Records from a dataset
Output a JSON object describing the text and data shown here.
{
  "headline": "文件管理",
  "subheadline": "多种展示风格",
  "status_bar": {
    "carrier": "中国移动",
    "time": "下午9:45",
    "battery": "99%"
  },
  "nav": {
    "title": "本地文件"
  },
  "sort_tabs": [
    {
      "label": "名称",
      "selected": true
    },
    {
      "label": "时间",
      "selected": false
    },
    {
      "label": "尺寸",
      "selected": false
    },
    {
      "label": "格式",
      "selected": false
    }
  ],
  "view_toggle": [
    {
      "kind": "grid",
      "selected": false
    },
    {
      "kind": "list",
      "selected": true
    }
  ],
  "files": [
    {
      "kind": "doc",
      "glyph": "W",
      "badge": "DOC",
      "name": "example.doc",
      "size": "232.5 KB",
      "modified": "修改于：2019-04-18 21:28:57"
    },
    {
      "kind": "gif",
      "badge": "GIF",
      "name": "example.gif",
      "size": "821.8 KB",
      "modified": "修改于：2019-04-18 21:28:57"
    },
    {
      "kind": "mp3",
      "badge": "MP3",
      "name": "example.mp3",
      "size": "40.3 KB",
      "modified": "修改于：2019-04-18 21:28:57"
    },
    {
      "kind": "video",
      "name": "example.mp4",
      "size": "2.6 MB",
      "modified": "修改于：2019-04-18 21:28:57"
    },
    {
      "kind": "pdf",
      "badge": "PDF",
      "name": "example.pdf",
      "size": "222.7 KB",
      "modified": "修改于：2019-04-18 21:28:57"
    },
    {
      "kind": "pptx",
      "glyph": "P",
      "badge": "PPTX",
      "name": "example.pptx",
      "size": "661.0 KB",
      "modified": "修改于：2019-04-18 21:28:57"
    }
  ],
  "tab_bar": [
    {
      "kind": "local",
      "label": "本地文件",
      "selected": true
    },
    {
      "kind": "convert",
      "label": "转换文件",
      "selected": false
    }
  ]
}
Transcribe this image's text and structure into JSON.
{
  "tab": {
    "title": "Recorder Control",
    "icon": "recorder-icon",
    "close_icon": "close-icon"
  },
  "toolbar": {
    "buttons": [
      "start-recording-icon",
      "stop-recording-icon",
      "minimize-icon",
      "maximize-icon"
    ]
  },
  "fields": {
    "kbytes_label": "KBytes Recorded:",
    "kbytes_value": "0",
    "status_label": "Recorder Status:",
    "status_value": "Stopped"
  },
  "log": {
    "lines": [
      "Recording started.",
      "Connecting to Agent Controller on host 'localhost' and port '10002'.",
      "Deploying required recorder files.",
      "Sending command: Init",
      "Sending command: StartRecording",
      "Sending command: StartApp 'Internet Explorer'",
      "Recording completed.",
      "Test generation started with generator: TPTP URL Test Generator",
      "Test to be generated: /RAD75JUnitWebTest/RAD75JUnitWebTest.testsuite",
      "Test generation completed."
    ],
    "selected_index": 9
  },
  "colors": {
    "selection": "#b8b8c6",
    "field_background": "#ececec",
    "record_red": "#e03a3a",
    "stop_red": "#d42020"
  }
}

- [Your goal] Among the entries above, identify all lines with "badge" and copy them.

- [Answer to the problem]
      "badge": "DOC",
      "badge": "GIF",
      "badge": "MP3",
      "badge": "PDF",
      "badge": "PPTX",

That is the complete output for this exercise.